:: EXERCISE AIM ::
Could you reproduce all of the records exactly?
-- DATA follows --
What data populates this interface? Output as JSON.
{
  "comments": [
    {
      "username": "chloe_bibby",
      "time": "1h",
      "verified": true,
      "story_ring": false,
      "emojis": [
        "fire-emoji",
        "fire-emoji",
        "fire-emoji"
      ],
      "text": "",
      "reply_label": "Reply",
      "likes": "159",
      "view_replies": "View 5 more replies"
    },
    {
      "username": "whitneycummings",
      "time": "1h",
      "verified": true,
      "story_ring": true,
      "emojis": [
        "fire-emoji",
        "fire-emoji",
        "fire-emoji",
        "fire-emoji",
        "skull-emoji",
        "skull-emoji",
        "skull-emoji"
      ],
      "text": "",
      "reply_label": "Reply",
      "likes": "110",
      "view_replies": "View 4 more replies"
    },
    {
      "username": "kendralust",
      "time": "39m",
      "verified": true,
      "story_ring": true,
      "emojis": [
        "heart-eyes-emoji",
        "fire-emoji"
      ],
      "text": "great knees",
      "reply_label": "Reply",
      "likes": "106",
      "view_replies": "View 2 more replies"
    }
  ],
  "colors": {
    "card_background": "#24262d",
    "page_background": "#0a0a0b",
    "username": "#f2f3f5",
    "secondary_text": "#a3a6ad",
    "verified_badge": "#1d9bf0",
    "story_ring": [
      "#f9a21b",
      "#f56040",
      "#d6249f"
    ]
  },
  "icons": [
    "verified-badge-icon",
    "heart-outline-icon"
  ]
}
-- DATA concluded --
:: THE ANSWER ::
What data populates this interface? Output as JSON.
{
  "comments": [
    {
      "username": "chloe_bibby",
      "time": "1h",
      "verified": true,
      "story_ring": false,
      "emojis": [
        "fire-emoji",
        "fire-emoji",
        "fire-emoji"
      ],
      "text": "",
      "reply_label": "Reply",
      "likes": "159",
      "view_replies": "View 5 more replies"
    },
    {
      "username": "whitneycummings",
      "time": "1h",
      "verified": true,
      "story_ring": true,
      "emojis": [
        "fire-emoji",
        "fire-emoji",
        "fire-emoji",
        "fire-emoji",
        "skull-emoji",
        "skull-emoji",
        "skull-emoji"
      ],
      "text": "",
      "reply_label": "Reply",
      "likes": "110",
      "view_replies": "View 4 more replies"
    },
    {
      "username": "kendralust",
      "time": "39m",
      "verified": true,
      "story_ring": true,
      "emojis": [
        "heart-eyes-emoji",
        "fire-emoji"
      ],
      "text": "great knees",
      "reply_label": "Reply",
      "likes": "106",
      "view_replies": "View 2 more replies"
    }
  ],
  "colors": {
    "card_background": "#24262d",
    "page_background": "#0a0a0b",
    "username": "#f2f3f5",
    "secondary_text": "#a3a6ad",
    "verified_badge": "#1d9bf0",
    "story_ring": [
      "#f9a21b",
      "#f56040",
      "#d6249f"
    ]
  },
  "icons": [
    "verified-badge-icon",
    "heart-outline-icon"
  ]
}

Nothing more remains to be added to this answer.